··· ENTRIES SHOWN ···
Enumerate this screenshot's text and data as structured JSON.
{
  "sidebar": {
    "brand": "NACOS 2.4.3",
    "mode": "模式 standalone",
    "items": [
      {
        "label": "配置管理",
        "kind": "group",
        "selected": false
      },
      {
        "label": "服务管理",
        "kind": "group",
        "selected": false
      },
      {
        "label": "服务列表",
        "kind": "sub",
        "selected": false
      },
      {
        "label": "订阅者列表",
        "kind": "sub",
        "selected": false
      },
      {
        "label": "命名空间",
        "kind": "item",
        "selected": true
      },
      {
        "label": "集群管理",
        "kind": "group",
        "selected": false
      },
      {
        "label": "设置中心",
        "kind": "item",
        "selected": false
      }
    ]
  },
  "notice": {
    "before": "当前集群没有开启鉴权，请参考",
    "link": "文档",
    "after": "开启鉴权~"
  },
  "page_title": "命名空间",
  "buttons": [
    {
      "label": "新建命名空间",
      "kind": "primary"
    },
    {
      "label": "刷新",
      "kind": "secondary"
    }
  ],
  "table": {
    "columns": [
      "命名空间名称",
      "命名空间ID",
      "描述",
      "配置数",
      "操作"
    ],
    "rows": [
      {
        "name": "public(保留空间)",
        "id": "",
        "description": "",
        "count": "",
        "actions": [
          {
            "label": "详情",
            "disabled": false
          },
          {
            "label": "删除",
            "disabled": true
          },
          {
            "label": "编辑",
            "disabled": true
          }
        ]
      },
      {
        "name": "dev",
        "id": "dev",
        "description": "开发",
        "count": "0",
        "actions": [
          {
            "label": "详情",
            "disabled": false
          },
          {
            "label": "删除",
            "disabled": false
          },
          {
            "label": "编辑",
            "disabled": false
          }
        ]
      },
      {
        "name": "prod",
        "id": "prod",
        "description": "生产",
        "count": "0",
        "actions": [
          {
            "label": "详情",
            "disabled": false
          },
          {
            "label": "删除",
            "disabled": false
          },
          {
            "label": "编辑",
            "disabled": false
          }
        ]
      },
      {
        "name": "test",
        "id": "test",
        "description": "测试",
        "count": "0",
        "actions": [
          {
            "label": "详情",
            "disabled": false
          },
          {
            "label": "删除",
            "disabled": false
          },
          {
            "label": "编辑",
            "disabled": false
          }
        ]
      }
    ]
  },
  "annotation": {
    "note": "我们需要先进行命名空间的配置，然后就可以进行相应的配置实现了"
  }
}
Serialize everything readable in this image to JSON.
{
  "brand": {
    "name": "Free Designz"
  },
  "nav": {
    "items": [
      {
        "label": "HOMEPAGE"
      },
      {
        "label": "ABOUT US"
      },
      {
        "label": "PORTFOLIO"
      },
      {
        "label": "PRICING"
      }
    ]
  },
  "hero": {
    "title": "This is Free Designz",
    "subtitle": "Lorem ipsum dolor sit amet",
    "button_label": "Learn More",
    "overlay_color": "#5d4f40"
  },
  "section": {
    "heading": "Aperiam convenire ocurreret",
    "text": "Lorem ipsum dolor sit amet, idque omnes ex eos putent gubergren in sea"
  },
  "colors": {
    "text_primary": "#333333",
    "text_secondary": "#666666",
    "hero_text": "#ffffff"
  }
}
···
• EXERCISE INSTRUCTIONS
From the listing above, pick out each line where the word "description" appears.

• WRITTEN RESPONSE
        "description": "",
        "description": "开发",
        "description": "生产",
        "description": "测试",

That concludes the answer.